Despite Chidambaram’s counsel, people continue to invest in gold because it makes sense to do so
Sometimes, it pays to go by conventional wisdom rather than what financial gurus exhort us to believe. India’s huge penchant for gold is one such case, where people have ignored the advice of financial experts not to invest in the metal.
Many argue that investment in gold in a developing country like India is unproductive, as it enriches individuals at the cost of the nation’s economic growth.
Just recently, Union Finance Minister P Chidambaram urged people not to buy gold. Financial experts say that since India’s humongous appetite for gold is met entirely through imports that need to be paid for in dollars, Chidambaram’s appeal to the people is reasonable.
“India’s ability to earn sufficient dollars through its exports to settle its imports is severely constrained due to the global economic slowdown,” says Raghvendra Nath, managing director of Ladderup Wealth Management Pvt Ltd. Gold is one of the key components of India’s imports, he says, and the country’s cultural affinity for the metal has damaged its finances. India runs a huge current account deficit, which suggests that the inflow of dollars through exports and inward remittances is far less than the required outflow. Being the largest consumer of gold, India paid above $50 billion last year to import about a thousand tonnes of gold.
But can Chidambaram’s appeal really persuade people?
Analysts are not very hopeful, saying it is difficult to change this culture overnight, especially since simple economics suggests buying gold is a sensible course of action. “While culture does adapt to changed socio-economic realities, the economic rationale for doing so has never been presented before the people to divert their saving away from gold,” says Phani Sekhar, a fund manager with Angel Broking.
Not only does the country remain grossly under-banked, interest earnings from sources such as fixed deposits and saving certificates are swallowed by higher inflation, which, according to Nath, is a “reason why the savings rate in the country has fallen significantly.” In situations where high inflation accompanies a slowdown in growth, people flock towards gold.
“In the last seven years, people have been proven right,” Nath says, “because gold in this period has outperformed almost every asset class.” Even in advanced economies, people have turned to buying gold in recent times, since the recession has eroded their faith in capital markets. Policies being followed by central banks there ensure loans at nominal rates of interest, helping people borrow cheaply to buy gold, thus increasing the speculative demand of the yellow metal. This rush of money has helped the metal appreciate by 500 per cent in the last ten years, making it even more attractive to Indian buyers.
While Indian investors, too, benefitted by joining the hype in international gold markets, the Indian state became a victim of their appetite, left with the clerical job of arranging dollars to satiate this demand. Notwithstanding the strain on the government, investment in gold earned people returns far above the rate of inflation. Moreover, unlike any other investment, buying gold does not require a Pan card or other identity proof.

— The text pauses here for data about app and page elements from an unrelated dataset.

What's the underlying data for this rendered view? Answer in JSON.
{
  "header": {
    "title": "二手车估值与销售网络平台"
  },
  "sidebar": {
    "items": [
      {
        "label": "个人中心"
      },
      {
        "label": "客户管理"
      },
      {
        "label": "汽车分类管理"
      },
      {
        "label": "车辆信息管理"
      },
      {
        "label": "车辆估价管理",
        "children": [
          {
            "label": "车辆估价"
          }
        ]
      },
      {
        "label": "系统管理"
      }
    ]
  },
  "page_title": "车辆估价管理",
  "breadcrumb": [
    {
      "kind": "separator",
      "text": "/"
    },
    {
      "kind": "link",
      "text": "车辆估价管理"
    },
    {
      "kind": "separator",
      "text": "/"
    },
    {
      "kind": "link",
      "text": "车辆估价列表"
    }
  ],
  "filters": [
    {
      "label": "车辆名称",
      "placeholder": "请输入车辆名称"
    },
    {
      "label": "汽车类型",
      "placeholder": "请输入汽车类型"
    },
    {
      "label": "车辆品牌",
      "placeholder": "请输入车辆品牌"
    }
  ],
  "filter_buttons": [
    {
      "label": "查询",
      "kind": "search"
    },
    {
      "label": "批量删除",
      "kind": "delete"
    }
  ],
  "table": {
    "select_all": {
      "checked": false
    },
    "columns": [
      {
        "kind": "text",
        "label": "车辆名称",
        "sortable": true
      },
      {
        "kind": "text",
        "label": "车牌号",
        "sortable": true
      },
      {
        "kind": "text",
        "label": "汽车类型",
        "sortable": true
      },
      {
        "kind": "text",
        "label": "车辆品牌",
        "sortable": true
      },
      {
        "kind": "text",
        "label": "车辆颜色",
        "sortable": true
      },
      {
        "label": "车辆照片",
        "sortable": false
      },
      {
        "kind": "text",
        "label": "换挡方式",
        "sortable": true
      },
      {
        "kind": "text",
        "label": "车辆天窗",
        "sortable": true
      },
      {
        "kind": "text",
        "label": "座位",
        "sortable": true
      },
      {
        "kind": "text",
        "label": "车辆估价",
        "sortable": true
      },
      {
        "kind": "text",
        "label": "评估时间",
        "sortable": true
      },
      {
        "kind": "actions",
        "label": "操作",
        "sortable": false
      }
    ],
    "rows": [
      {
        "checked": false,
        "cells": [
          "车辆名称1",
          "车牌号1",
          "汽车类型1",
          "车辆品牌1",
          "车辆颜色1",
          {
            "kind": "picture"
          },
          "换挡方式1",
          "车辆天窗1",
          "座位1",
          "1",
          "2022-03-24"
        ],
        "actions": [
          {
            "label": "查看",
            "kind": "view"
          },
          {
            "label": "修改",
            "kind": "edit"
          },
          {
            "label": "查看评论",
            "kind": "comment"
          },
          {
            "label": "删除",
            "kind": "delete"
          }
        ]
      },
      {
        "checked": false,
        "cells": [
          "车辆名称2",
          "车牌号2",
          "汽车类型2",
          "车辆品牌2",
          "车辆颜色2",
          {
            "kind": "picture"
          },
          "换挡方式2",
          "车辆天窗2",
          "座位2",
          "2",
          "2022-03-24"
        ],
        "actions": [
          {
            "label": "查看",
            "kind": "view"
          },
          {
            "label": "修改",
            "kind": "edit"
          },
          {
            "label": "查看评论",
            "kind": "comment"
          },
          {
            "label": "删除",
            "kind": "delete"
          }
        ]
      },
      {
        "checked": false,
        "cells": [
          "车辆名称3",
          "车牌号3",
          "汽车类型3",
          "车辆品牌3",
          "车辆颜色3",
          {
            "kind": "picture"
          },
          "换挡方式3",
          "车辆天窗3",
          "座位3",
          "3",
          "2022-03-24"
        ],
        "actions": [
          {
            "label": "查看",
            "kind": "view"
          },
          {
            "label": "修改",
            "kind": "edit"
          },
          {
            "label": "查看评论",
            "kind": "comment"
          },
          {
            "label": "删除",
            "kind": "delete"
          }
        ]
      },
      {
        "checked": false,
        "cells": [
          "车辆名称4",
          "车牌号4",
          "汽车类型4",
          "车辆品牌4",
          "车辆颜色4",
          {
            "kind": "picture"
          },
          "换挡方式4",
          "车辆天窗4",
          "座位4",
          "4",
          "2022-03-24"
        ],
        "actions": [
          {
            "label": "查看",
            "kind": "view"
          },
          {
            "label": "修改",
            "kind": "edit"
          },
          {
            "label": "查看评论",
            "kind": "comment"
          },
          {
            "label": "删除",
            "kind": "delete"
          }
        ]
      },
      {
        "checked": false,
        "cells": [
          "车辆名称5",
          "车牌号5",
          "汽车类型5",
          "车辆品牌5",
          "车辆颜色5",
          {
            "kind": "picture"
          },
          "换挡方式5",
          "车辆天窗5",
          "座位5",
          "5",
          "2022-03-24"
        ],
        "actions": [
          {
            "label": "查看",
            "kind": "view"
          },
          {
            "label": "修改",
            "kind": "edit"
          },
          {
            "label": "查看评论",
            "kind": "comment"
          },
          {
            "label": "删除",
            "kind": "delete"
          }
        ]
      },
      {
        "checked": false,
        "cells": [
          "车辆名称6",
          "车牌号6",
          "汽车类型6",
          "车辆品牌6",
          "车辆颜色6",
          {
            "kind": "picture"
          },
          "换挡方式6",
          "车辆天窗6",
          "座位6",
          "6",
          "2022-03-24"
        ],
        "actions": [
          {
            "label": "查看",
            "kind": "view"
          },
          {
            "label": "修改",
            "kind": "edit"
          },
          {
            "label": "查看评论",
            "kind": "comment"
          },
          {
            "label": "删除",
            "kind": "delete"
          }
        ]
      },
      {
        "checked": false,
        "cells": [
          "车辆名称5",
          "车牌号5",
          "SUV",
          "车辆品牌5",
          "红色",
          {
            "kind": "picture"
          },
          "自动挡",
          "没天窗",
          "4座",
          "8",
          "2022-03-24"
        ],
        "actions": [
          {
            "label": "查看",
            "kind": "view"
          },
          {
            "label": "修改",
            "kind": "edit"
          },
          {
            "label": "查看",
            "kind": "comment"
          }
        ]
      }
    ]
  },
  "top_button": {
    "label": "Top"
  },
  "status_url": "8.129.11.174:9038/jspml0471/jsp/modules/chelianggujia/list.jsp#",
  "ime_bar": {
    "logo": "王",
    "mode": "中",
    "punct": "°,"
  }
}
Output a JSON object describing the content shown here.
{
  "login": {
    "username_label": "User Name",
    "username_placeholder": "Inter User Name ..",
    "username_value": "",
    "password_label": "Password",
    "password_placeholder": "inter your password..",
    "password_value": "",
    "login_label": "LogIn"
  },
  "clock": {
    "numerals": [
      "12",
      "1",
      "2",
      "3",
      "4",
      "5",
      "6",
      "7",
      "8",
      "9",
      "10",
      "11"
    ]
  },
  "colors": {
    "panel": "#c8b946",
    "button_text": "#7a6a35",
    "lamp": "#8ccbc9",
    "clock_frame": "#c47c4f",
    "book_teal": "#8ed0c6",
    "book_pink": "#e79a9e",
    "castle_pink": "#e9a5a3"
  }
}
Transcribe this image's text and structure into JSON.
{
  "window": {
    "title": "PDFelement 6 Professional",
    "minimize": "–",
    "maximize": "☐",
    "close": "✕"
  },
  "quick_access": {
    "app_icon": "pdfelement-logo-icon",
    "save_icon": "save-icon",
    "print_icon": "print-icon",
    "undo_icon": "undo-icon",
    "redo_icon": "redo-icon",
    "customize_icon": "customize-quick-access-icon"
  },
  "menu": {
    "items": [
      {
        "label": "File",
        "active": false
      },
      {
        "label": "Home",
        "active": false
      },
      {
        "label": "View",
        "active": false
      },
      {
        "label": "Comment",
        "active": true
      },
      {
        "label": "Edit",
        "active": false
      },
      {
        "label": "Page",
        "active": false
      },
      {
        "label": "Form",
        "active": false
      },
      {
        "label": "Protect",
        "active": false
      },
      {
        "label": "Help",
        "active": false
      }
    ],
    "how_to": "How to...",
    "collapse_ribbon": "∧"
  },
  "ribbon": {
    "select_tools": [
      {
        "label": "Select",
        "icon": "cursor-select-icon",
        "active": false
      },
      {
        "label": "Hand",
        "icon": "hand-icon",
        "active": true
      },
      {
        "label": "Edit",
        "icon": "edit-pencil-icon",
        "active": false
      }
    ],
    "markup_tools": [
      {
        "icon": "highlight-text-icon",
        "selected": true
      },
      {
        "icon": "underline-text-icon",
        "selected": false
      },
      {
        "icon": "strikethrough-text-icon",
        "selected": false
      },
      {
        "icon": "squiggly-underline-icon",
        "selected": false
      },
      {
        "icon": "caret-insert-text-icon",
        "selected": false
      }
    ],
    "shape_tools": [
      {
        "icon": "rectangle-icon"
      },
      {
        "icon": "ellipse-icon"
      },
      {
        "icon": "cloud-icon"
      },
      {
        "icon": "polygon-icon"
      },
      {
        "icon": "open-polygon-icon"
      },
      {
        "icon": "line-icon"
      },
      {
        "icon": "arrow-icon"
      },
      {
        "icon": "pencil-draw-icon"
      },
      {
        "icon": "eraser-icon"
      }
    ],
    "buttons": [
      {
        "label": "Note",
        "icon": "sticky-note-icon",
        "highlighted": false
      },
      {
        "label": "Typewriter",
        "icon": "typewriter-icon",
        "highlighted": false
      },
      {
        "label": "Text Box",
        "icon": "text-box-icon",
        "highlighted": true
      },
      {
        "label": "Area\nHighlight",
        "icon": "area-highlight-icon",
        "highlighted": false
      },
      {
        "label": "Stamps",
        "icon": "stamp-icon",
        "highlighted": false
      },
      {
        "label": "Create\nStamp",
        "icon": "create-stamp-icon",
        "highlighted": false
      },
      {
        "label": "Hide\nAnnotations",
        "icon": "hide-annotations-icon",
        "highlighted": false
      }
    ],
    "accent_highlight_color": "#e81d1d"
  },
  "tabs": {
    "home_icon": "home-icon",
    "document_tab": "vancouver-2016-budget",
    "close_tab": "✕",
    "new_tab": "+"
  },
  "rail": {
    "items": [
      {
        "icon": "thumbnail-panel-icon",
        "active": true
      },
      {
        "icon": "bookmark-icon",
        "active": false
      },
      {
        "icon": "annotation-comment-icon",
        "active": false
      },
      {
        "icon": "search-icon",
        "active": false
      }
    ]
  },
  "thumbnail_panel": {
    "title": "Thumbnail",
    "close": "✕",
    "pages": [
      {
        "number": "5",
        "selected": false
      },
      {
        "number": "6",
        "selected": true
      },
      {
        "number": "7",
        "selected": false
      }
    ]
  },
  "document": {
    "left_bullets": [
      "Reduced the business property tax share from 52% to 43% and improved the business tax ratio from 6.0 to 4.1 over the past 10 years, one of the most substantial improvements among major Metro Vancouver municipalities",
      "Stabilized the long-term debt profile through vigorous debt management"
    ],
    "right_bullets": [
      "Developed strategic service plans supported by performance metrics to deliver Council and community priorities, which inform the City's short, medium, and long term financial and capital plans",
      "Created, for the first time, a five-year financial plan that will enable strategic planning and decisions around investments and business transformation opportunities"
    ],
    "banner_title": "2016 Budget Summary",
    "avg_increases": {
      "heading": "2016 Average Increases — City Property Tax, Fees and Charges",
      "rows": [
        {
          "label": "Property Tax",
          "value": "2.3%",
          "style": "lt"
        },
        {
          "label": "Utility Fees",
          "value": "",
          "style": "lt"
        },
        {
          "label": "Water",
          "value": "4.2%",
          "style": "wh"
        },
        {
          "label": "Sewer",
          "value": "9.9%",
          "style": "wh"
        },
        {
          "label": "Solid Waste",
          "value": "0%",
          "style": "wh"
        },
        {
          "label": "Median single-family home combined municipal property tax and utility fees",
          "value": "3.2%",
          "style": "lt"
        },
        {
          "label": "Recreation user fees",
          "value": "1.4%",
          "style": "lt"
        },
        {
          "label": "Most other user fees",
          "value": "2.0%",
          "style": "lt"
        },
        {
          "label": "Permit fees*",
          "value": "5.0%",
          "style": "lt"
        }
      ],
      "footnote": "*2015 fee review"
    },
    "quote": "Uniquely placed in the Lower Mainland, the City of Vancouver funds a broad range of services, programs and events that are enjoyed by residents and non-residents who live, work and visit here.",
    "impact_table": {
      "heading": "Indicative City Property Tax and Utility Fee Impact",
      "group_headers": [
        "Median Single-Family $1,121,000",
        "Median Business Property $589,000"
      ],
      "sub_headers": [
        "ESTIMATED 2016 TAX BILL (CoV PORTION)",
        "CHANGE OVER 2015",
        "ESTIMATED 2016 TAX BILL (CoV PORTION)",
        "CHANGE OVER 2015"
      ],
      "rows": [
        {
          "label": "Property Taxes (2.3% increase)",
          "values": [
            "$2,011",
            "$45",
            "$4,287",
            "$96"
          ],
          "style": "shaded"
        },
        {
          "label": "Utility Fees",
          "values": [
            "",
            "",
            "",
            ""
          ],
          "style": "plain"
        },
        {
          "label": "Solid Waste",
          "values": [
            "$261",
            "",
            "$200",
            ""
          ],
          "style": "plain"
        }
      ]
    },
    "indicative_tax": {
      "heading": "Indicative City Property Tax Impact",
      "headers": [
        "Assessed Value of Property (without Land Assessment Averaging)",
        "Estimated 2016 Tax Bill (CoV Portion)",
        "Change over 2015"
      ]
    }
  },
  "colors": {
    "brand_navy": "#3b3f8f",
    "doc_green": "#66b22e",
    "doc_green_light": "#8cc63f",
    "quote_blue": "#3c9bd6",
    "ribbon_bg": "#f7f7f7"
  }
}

The Indian government has recently tried to offer alternatives to gold by launching inflation indexed bonds (IIBs), where returns to investors are kept above the rate of inflation. But linking such returns to wholesale inflation defeats the purpose, because it is inflation at the retail level that actually matters to ordinary people. Since wholesale inflation has descended from its elevated levels of last year, the government has preferred to choose wholesale over retail inflation, as that limits its obligation. But unless the government pegs these bonds to consumer price inflation, which is still in double digits, the objective—channelising savings towards developmental activities—would be defeated.
With consumer price inflation yet to be tamed, the government is aware that natural demand for gold can’t be regulated. It has instead been using gentle nudges to dilute speculative demand, like hiking import duty in small successive steps to 8 per cent and restricting gold imports by banks. These measures are yet to yield results, and experts feel they may even prove counter-productive. Such measures might curtail some demand, but if they are strengthened further, it could encourage smuggling, besides affecting the livelihoods of about 3 million people employed in the gold industry.
Nath explains that recent suggestions by the US’ central bank to scale back its liquidity support—which will, among other things, make loans at nominal rates difficult to obtain—has caused gold prices to crash from $1,900 to $1,300 per ounce (31 grams), but such gains are not fully reflected in the rupee prices of gold. “Import duties and the rupee’s depreciation have artificially taken up the rupee price of gold, thus giving an impression that gold prices would never come down, as was expected by its recent fall internationally,” says Nath.
The best way to take the zing out of gold, experts say, is to contain inflation. Till that happens, the gold hype will remain intact. Globally, many feel that the withdrawal of stimulus by the US Federal Reserve could derail the apparent recovery seen recently in the US economy. In such an event, the central bank would either continue its cheap money policy (depending upon its residual firepower), or the prolonged bout of recession would persist. Either of these scenarios would help gold to scale new heights, making it still more attractive to the average Indian buyer.